Interface dataset entries
■ ■ ■ ■

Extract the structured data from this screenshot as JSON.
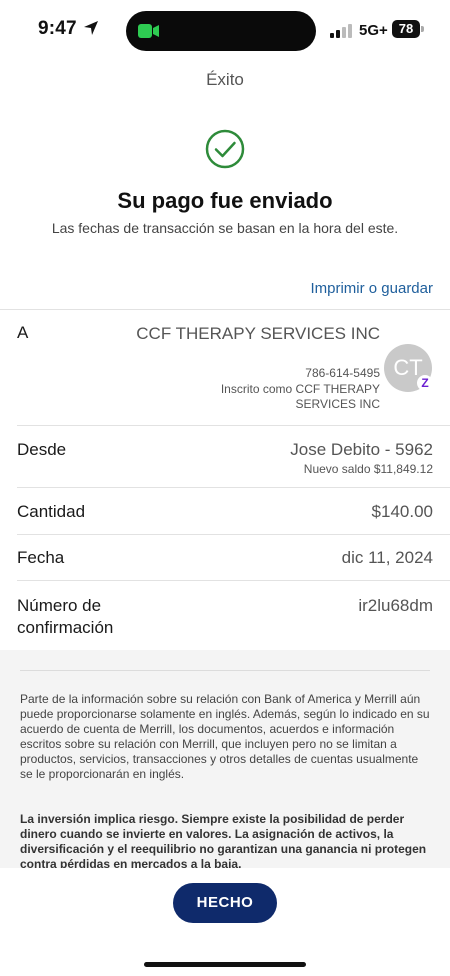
{
  "status_bar": {
    "time": "9:47",
    "network": "5G+",
    "battery": "78",
    "icons": [
      "location-arrow-icon",
      "facetime-camera-icon",
      "signal-bars-icon"
    ]
  },
  "screen": {
    "title": "Éxito",
    "headline": "Su pago fue enviado",
    "subline": "Las fechas de transacción se basan en la hora del este.",
    "print_link": "Imprimir o guardar",
    "success_color": "#2e8b3a"
  },
  "details": {
    "to": {
      "label": "A",
      "name": "CCF THERAPY SERVICES INC",
      "phone": "786-614-5495",
      "registered_as": "Inscrito como CCF THERAPY SERVICES INC",
      "avatar_initials": "CT",
      "badge": "Z"
    },
    "from": {
      "label": "Desde",
      "account": "Jose Debito - 5962",
      "balance": "Nuevo saldo $11,849.12"
    },
    "amount": {
      "label": "Cantidad",
      "value": "$140.00"
    },
    "date": {
      "label": "Fecha",
      "value": "dic 11, 2024"
    },
    "confirmation": {
      "label": "Número de confirmación",
      "value": "ir2lu68dm"
    }
  },
  "disclaimer": {
    "p1": "Parte de la información sobre su relación con Bank of America y Merrill aún puede proporcionarse solamente en inglés. Además, según lo indicado en su acuerdo de cuenta de Merrill, los documentos, acuerdos e información escritos sobre su relación con Merrill, que incluyen pero no se limitan a productos, servicios, transacciones y otros detalles de cuentas usualmente se le proporcionarán en inglés.",
    "p2": "La inversión implica riesgo. Siempre existe la posibilidad de perder dinero cuando se invierte en valores. La asignación de activos, la diversificación y el reequilibrio no garantizan una ganancia ni protegen contra pérdidas en mercados a la baja."
  },
  "actions": {
    "done_label": "HECHO",
    "done_color": "#0f2a6b",
    "link_color": "#1f5f9c"
  }
}
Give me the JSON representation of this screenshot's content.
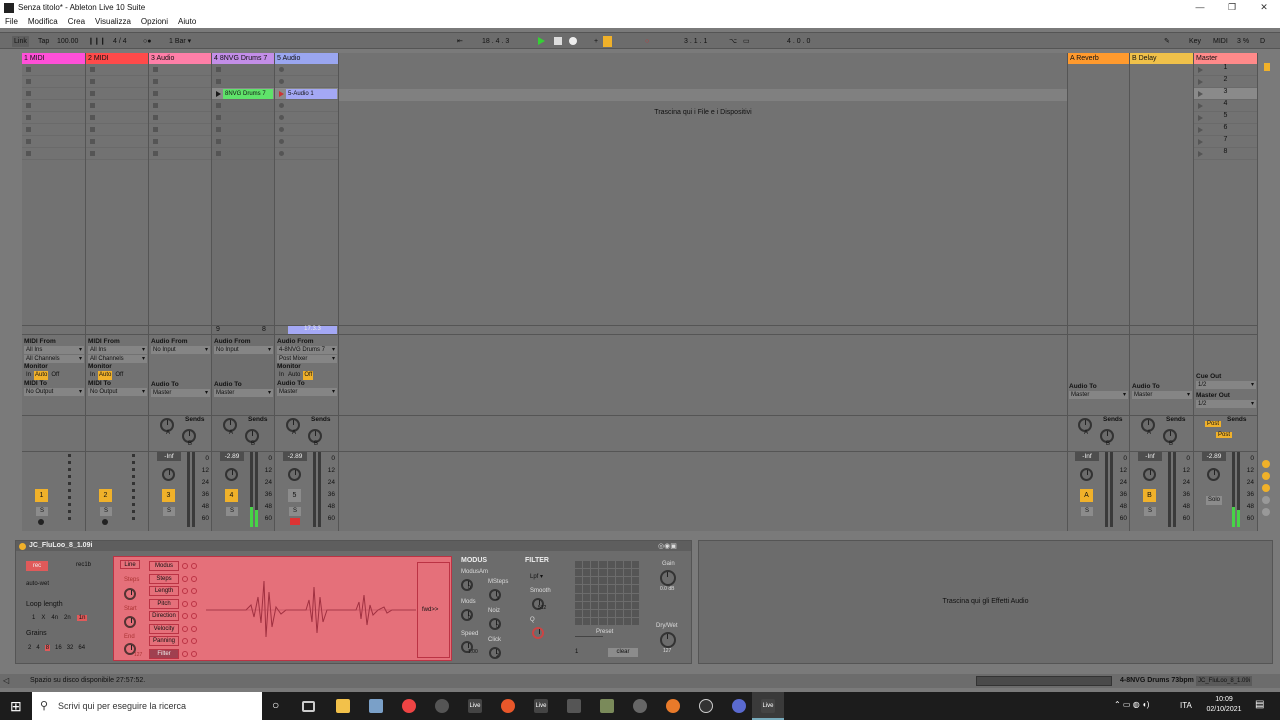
{
  "window": {
    "title": "Senza titolo* - Ableton Live 10 Suite"
  },
  "menu": [
    "File",
    "Modifica",
    "Crea",
    "Visualizza",
    "Opzioni",
    "Aiuto"
  ],
  "control": {
    "link": "Link",
    "tap": "Tap",
    "tempo": "100.00",
    "signature": "4 / 4",
    "quantize": "1 Bar",
    "position": "18 .  4 .  3",
    "loop_start": "3 .  1 .  1",
    "loop_length": "4 .  0 .  0",
    "key": "Key",
    "midi": "MIDI",
    "cpu": "3 %",
    "d": "D"
  },
  "tracks": [
    {
      "name": "1 MIDI",
      "color": "#ff4fd8",
      "num": "1",
      "io_from_label": "MIDI From",
      "from": "All Ins",
      "from2": "All Channels",
      "to_label": "MIDI To",
      "to": "No Output"
    },
    {
      "name": "2 MIDI",
      "color": "#ff4a4a",
      "num": "2",
      "io_from_label": "MIDI From",
      "from": "All Ins",
      "from2": "All Channels",
      "to_label": "MIDI To",
      "to": "No Output"
    },
    {
      "name": "3 Audio",
      "color": "#ff7fa8",
      "num": "3",
      "io_from_label": "Audio From",
      "from": "No Input",
      "from2": "",
      "to_label": "Audio To",
      "to": "Master",
      "vol": "-Inf"
    },
    {
      "name": "4 8NVG Drums 7",
      "color": "#c38ee8",
      "num": "4",
      "io_from_label": "Audio From",
      "from": "No Input",
      "from2": "",
      "to_label": "Audio To",
      "to": "Master",
      "vol": "-2.89",
      "clip": "8NVG Drums 7",
      "clipcolor": "#5fe36a",
      "bottom": "9",
      "bottom2": "8"
    },
    {
      "name": "5 Audio",
      "color": "#9aa6f0",
      "num": "5",
      "io_from_label": "Audio From",
      "from": "4-8NVG Drums 7",
      "from2": "Post Mixer",
      "to_label": "Audio To",
      "to": "Master",
      "vol": "-2.89",
      "clip": "5-Audio 1",
      "clipcolor": "#a4a8f5",
      "bottom": "17.3.3"
    }
  ],
  "returns": [
    {
      "name": "A Reverb",
      "color": "#ff9a2e",
      "letter": "A",
      "to_label": "Audio To",
      "to": "Master",
      "vol": "-Inf"
    },
    {
      "name": "B Delay",
      "color": "#f0c14a",
      "letter": "B",
      "to_label": "Audio To",
      "to": "Master",
      "vol": "-Inf"
    }
  ],
  "master": {
    "name": "Master",
    "color": "#ff8a8a",
    "scenes": [
      "1",
      "2",
      "3",
      "4",
      "5",
      "6",
      "7",
      "8"
    ],
    "cue_label": "Cue Out",
    "cue": "1/2",
    "master_label": "Master Out",
    "master_out": "1/2",
    "vol": "-2.89",
    "post": "Post",
    "solo": "Solo"
  },
  "labels": {
    "monitor": "Monitor",
    "in": "In",
    "auto": "Auto",
    "off": "Off",
    "sends": "Sends",
    "a": "A",
    "b": "B",
    "s": "S",
    "drop_files": "Trascina qui i File e i Dispositivi",
    "drop_fx": "Trascina qui gli Effetti Audio"
  },
  "db": [
    "0",
    "12",
    "24",
    "36",
    "48",
    "60"
  ],
  "device": {
    "title": "JC_FluLoo_8_1.09i",
    "rec": "rec",
    "rec1b": "rec1b",
    "autowet": "auto-wet",
    "loop_length": "Loop length",
    "loop_opts": [
      "1",
      "X",
      "4n",
      "2n",
      "1n"
    ],
    "grains": "Grains",
    "grains_opts": [
      "2",
      "4",
      "8",
      "16",
      "32",
      "64"
    ],
    "line": "Line",
    "mods": [
      "Modus",
      "Steps",
      "Length",
      "Pitch",
      "Direction",
      "Velocity",
      "Panning",
      "Filter"
    ],
    "steps": "Steps",
    "start": "Start",
    "end": "End",
    "end_val": "127",
    "fwd": "fwd>>",
    "modus": "MODUS",
    "modusam": "ModusAm",
    "msteps": "MSteps",
    "mods_label": "Mods",
    "noiz": "Noiz",
    "speed": "Speed",
    "speed_val": "1.00",
    "click": "Click",
    "filter": "FILTER",
    "lpf": "Lpf",
    "smooth": "Smooth",
    "smooth_val": "512",
    "q": "Q",
    "preset": "Preset",
    "clear": "clear",
    "preset_num": "1",
    "gain": "Gain",
    "gain_val": "0.0 dB",
    "drywet": "Dry/Wet",
    "drywet_val": "127",
    "msteps_val": "3",
    "mods_val": "0",
    "noiz_val": "0",
    "click_val": "2",
    "modusam_val": "0"
  },
  "status": {
    "text": "Spazio su disco disponibile 27:57:52.",
    "right": "4-8NVG Drums 73bpm",
    "right2": "JC_FluLoo_8_1.09i"
  },
  "taskbar": {
    "search": "Scrivi qui per eseguire la ricerca",
    "time": "10:09",
    "date": "02/10/2021",
    "lang": "ITA"
  }
}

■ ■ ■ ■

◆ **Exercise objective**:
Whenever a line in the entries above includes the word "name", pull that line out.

◆ **Response area**:
      "name": "CCF THERAPY SERVICES INC",
      "name": "1 MIDI",
      "name": "2 MIDI",
      "name": "3 Audio",
      "name": "4 8NVG Drums 7",
      "name": "5 Audio",
      "name": "A Reverb",
      "name": "B Delay",
    "name": "Master",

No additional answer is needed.